In Maryland, the statute of limitations for filing a personal injury or property damage lawsuit due to a car accident is three years from the date of the incident. If a person succumbs to injuries relating to the car accident, family members may file a wrongful death claim within three years of the death date, not the date of the accident.
Maryland Auto Insurance Information
Under Maryland law, each motorist must carry a minimum of $30,000 per person and $60,000 per accident in Bodily Injury Liability (BIL) insurance, as well as at least $15,000 in Property Damage Liability coverage. BIL helps cover the medical expenses of the injured party if the accident was the insured’s fault. PDL helps pay for repairs or replacement of the other driver’s vehicle if the insured was responsible for the accident. Neither BIL or PDL pay for any expenses of the insured.
Maryland also requires all motorists to carry a minimum of $30,000 per person/$60,000 per accident for bodily liability and $15,000 in property damage liability in uninsured and underinsured motorist insurance. If the insured gets into a collision with an underinsured or uninsured motorist, this coverage pays the insured’s medical expenses and other damages up to the coverage limit. While it is possible to carry a higher level of coverage for uninsured motorist bodily injury, the $15,000 limit for uninsured motorist property damage is also the limit.
Maryland residents are also given the option to purchase a minimum of $2,500 in Personal Injury Protection (PIP) insurance, which helps cover medical or funeral expenses or lost wages when the insured and his or her passengers are involved in a crash.
The state does not require collision or comprehensive insurance, but lenders usually require such coverage for leased or financed vehicles.
SR-22 Insurance in Maryland
Only a few states do not require the filing of an SR‑22 form, also known as a certificate of financial responsibility when a driver is convicted of a DUI or other serious offense and is eligible for license restoration. Maryland is one of these states, so no SR-22 filing with the state’s Department of Motor Vehicles by the driver’s insurance company is necessary. However, anyone convicted of a serious driving offense should expect their Maryland auto insurance premiums to rise significantly.
Maryland Driver Statistics
One of the original 13 colonies, Maryland boasts a sophisticated industrial base, with IT, biosciences, aerospace and defense companies all playing major roles in its economy. Small in size but large in population, Maryland is one of the busiest in the country when it comes to roadways. As of 2017, 4.3 million Maryland residents had driver’s licenses, out of a total population of about 6 million. Montgomery County, with approximately 1 million residents, is the largest county in Maryland, but not the one with the highest number of motor vehicle accidents. Baltimore, with a population of 600,000, is the largest city. The state population is expected to reach 6.3 million by 2020, based on current growth trends.
Many Eastern Maryland residents commute to jobs in Washington, DC or Baltimore. Seventy-five percent of working Montgomery County residents commute to DC, but in Prince George’s County, the number is even higher, at 77 percent.

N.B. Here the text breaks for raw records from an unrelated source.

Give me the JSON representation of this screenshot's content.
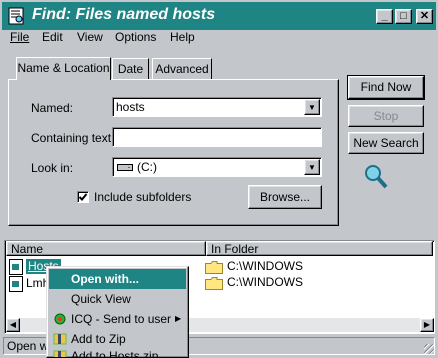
{
  "window": {
    "title": "Find: Files named hosts",
    "min_glyph": "_",
    "max_glyph": "□",
    "close_glyph": "✕"
  },
  "menu": {
    "file": "File",
    "edit": "Edit",
    "view": "View",
    "options": "Options",
    "help": "Help"
  },
  "tabs": {
    "name_location": "Name & Location",
    "date": "Date",
    "advanced": "Advanced"
  },
  "form": {
    "named_label": "Named:",
    "named_value": "hosts",
    "containing_label": "Containing text:",
    "containing_value": "",
    "lookin_label": "Look in:",
    "lookin_value": "(C:)",
    "include_subfolders_label": "Include subfolders",
    "include_subfolders_checked": true,
    "browse_label": "Browse..."
  },
  "actions": {
    "find_now": "Find Now",
    "stop": "Stop",
    "new_search": "New Search"
  },
  "results": {
    "columns": [
      "Name",
      "In Folder"
    ],
    "rows": [
      {
        "name": "Hosts",
        "folder": "C:\\WINDOWS"
      },
      {
        "name": "Lmh",
        "folder": "C:\\WINDOWS"
      }
    ]
  },
  "status": {
    "text": "Open wi"
  },
  "context_menu": {
    "items": [
      {
        "label": "Open with...",
        "icon": "none"
      },
      {
        "label": "Quick View",
        "icon": "none"
      },
      {
        "label": "ICQ - Send to user",
        "icon": "icq-icon"
      },
      {
        "label": "Add to Zip",
        "icon": "zip-icon"
      },
      {
        "label": "Add to Hosts.zip",
        "icon": "zip-icon"
      }
    ]
  },
  "colors": {
    "titlebar": "#1e8484",
    "face": "#c3c7cb",
    "highlight": "#1e8484"
  }
}
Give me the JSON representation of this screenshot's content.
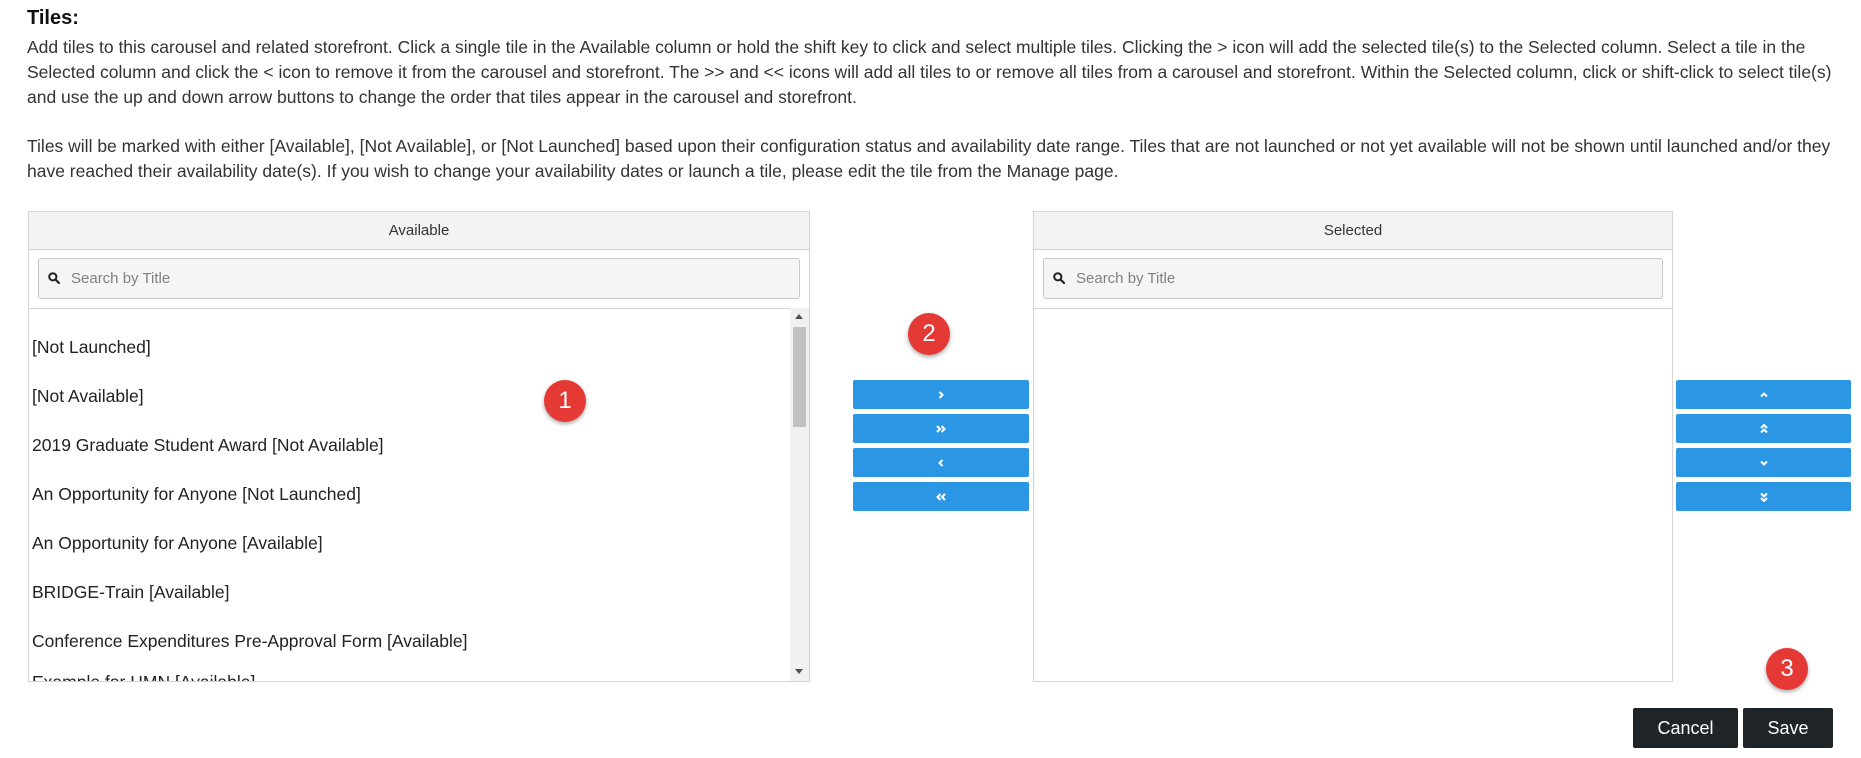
{
  "heading": "Tiles:",
  "description": {
    "p1": "Add tiles to this carousel and related storefront. Click a single tile in the Available column or hold the shift key to click and select multiple tiles. Clicking the > icon will add the selected tile(s) to the Selected column. Select a tile in the Selected column and click the < icon to remove it from the carousel and storefront. The >> and << icons will add all tiles to or remove all tiles from a carousel and storefront. Within the Selected column, click or shift-click to select tile(s) and use the up and down arrow buttons to change the order that tiles appear in the carousel and storefront.",
    "p2": "Tiles will be marked with either [Available], [Not Available], or [Not Launched] based upon their configuration status and availability date range. Tiles that are not launched or not yet available will not be shown until launched and/or they have reached their availability date(s). If you wish to change your availability dates or launch a tile, please edit the tile from the Manage page."
  },
  "available": {
    "header": "Available",
    "search_placeholder": "Search by Title",
    "items": [
      "[Not Launched]",
      "[Not Available]",
      "2019 Graduate Student Award [Not Available]",
      "An Opportunity for Anyone [Not Launched]",
      "An Opportunity for Anyone [Available]",
      "BRIDGE-Train [Available]",
      "Conference Expenditures Pre-Approval Form [Available]",
      "Example for HMN [Available]"
    ]
  },
  "selected": {
    "header": "Selected",
    "search_placeholder": "Search by Title"
  },
  "transfer_buttons": [
    {
      "name": "move-right-button",
      "icon": "chevron-right-icon"
    },
    {
      "name": "move-all-right-button",
      "icon": "double-chevron-right-icon"
    },
    {
      "name": "move-left-button",
      "icon": "chevron-left-icon"
    },
    {
      "name": "move-all-left-button",
      "icon": "double-chevron-left-icon"
    }
  ],
  "order_buttons": [
    {
      "name": "move-up-button",
      "icon": "chevron-up-icon"
    },
    {
      "name": "move-top-button",
      "icon": "double-chevron-up-icon"
    },
    {
      "name": "move-down-button",
      "icon": "chevron-down-icon"
    },
    {
      "name": "move-bottom-button",
      "icon": "double-chevron-down-icon"
    }
  ],
  "badges": [
    "1",
    "2",
    "3"
  ],
  "actions": {
    "cancel_label": "Cancel",
    "save_label": "Save"
  },
  "colors": {
    "button_blue": "#2a96e4",
    "badge_red": "#e53935",
    "action_dark": "#1f2429"
  }
}
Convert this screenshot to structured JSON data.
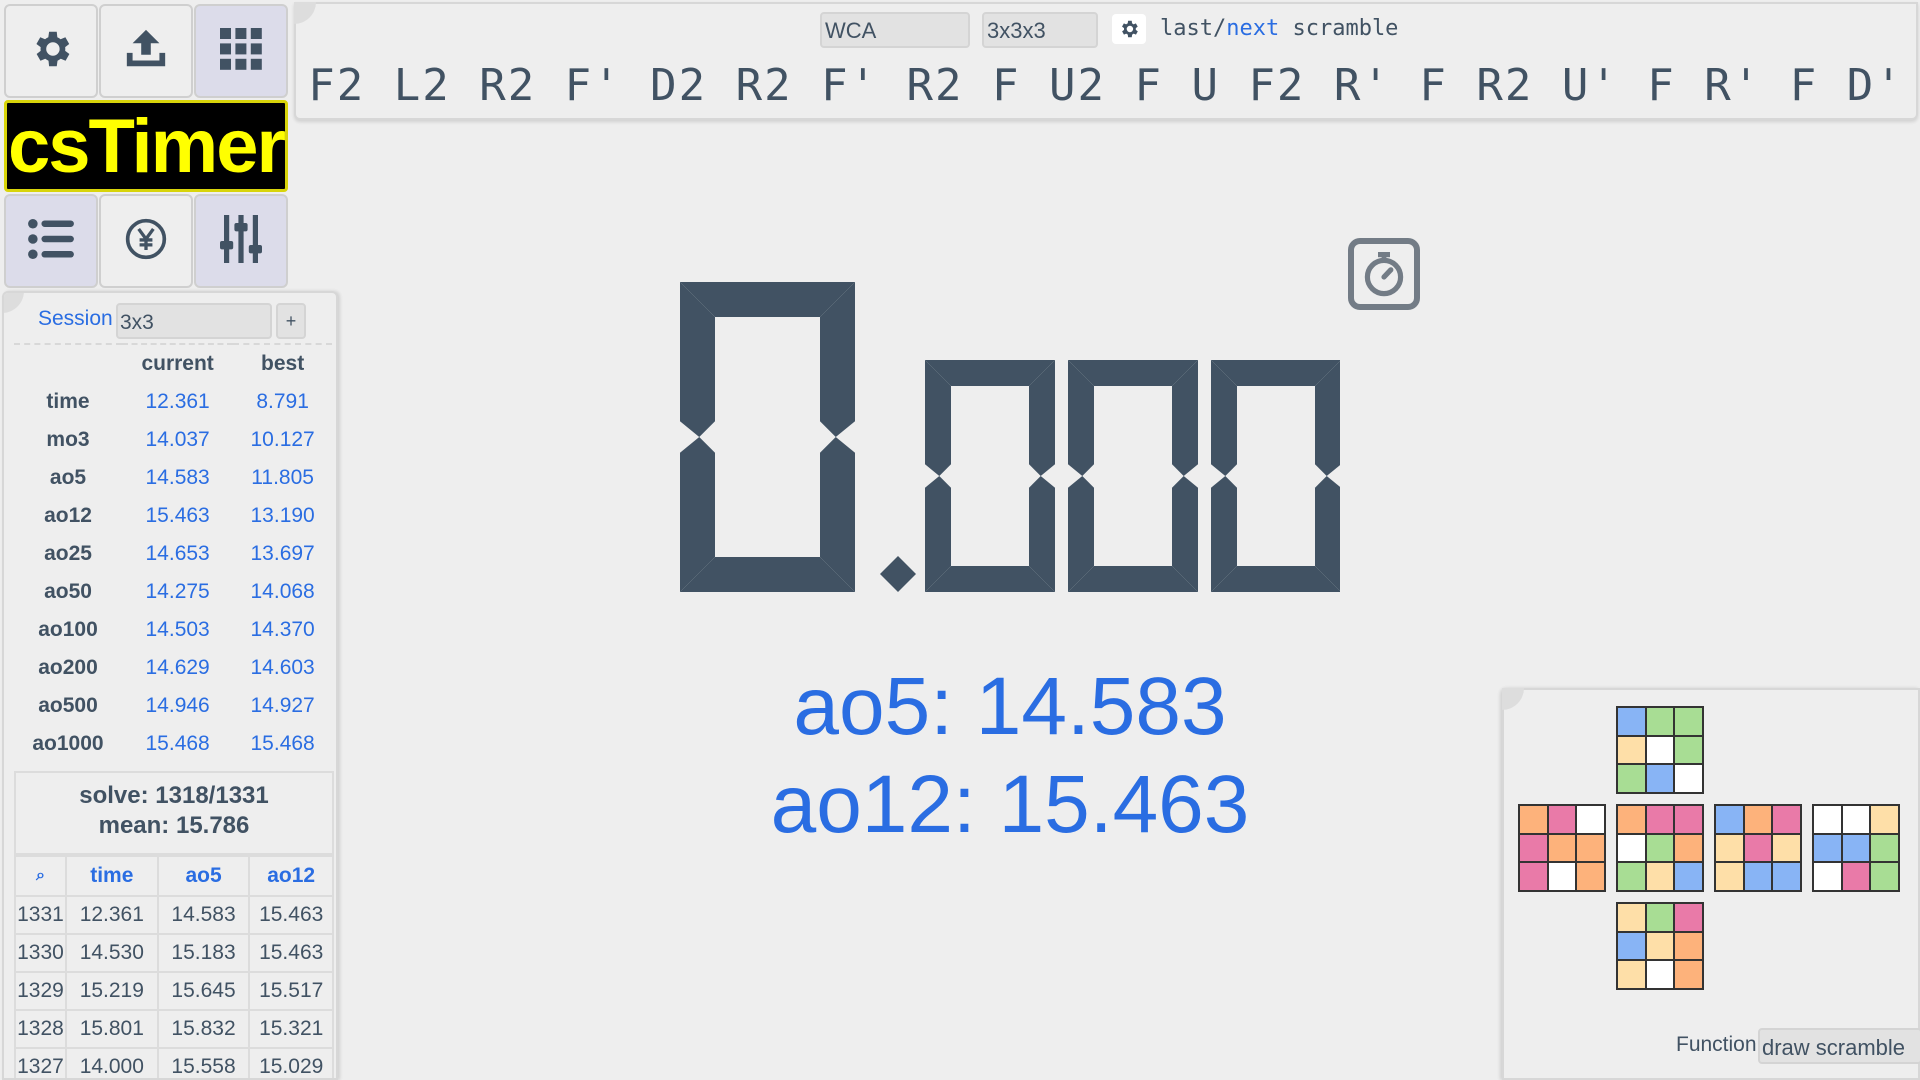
{
  "colors": {
    "text": "#415263",
    "accent_blue": "#2a6de2",
    "logo_bg": "#000000",
    "logo_text": "#ffff00",
    "sticker_blue": "#88b4f5",
    "sticker_green": "#a8dd94",
    "sticker_yellow": "#fedfa8",
    "sticker_white": "#ffffff",
    "sticker_pink": "#e97aa8",
    "sticker_orange": "#fdb27b"
  },
  "toolbar": {
    "icons": [
      "gear-icon",
      "export-icon",
      "grid-icon",
      "list-icon",
      "yen-coin-icon",
      "sliders-icon"
    ]
  },
  "logo": {
    "text": "csTimer"
  },
  "scramble": {
    "type_select": "WCA",
    "puzzle_select": "3x3x3",
    "last_label": "last",
    "slash": "/",
    "next_label": "next",
    "scramble_word": "scramble",
    "text": "F2 L2 R2 F' D2 R2 F' R2 F U2 F U F2 R' F R2 U' F R' F D'"
  },
  "session": {
    "label": "Session",
    "value": "3x3",
    "add_label": "+"
  },
  "summary": {
    "headers": [
      "current",
      "best"
    ],
    "rows": [
      {
        "label": "time",
        "current": "12.361",
        "best": "8.791"
      },
      {
        "label": "mo3",
        "current": "14.037",
        "best": "10.127"
      },
      {
        "label": "ao5",
        "current": "14.583",
        "best": "11.805"
      },
      {
        "label": "ao12",
        "current": "15.463",
        "best": "13.190"
      },
      {
        "label": "ao25",
        "current": "14.653",
        "best": "13.697"
      },
      {
        "label": "ao50",
        "current": "14.275",
        "best": "14.068"
      },
      {
        "label": "ao100",
        "current": "14.503",
        "best": "14.370"
      },
      {
        "label": "ao200",
        "current": "14.629",
        "best": "14.603"
      },
      {
        "label": "ao500",
        "current": "14.946",
        "best": "14.927"
      },
      {
        "label": "ao1000",
        "current": "15.468",
        "best": "15.468"
      }
    ],
    "solve_text": "solve: 1318/1331",
    "mean_text": "mean: 15.786"
  },
  "solves": {
    "headers": [
      "⌕",
      "time",
      "ao5",
      "ao12"
    ],
    "rows": [
      [
        "1331",
        "12.361",
        "14.583",
        "15.463"
      ],
      [
        "1330",
        "14.530",
        "15.183",
        "15.463"
      ],
      [
        "1329",
        "15.219",
        "15.645",
        "15.517"
      ],
      [
        "1328",
        "15.801",
        "15.832",
        "15.321"
      ],
      [
        "1327",
        "14.000",
        "15.558",
        "15.029"
      ]
    ]
  },
  "timer": {
    "display": "0.000",
    "stats_lines": [
      "ao5: 14.583",
      "ao12: 15.463"
    ]
  },
  "tool": {
    "function_label": "Function",
    "function_value": "draw scramble",
    "faces": {
      "U": [
        "blue",
        "green",
        "green",
        "yellow",
        "white",
        "green",
        "green",
        "blue",
        "white"
      ],
      "L": [
        "orange",
        "pink",
        "white",
        "pink",
        "orange",
        "orange",
        "pink",
        "white",
        "orange"
      ],
      "F": [
        "orange",
        "pink",
        "pink",
        "white",
        "green",
        "orange",
        "green",
        "yellow",
        "blue"
      ],
      "R": [
        "blue",
        "orange",
        "pink",
        "yellow",
        "pink",
        "yellow",
        "yellow",
        "blue",
        "blue"
      ],
      "B": [
        "white",
        "white",
        "yellow",
        "blue",
        "blue",
        "green",
        "white",
        "pink",
        "green"
      ],
      "D": [
        "yellow",
        "green",
        "pink",
        "blue",
        "yellow",
        "orange",
        "yellow",
        "white",
        "orange"
      ]
    }
  }
}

Silver Spring residents live in the town with the highest number of commuting workers, at 61 percent. Those statistics indicate why the commuter traffic in the Maryland DC/Baltimore area is considered among the worst in the nation. Without too much congestion, a Prince George’s County resident should arrive in DC in 36.5 minutes, while the average Montgomery County commuter’s drive is two minutes shorter.
Maryland Auto Insurance & Accident Facts
In 2018, Maryland’s fatal traffic accident rate declined by 8.5 percent over the previous year. While that was good news, 511 people still lost their lives on Maryland roadways in 2018. A report given at the annual Maryland Highway Safety Summit states the primary causes of fatalities and injuries on state roads include failure to wear a seat belt, driving under the influence, speeding and distracted driving.
Statewide, there 1175,750 crashes in Maryland in 2018, including 486 fatal crashes and 33,874 injury crashes.
Did you know?
Baltimore City had the highest number of auto accidents, followed by Baltimore County and Prince George’s County.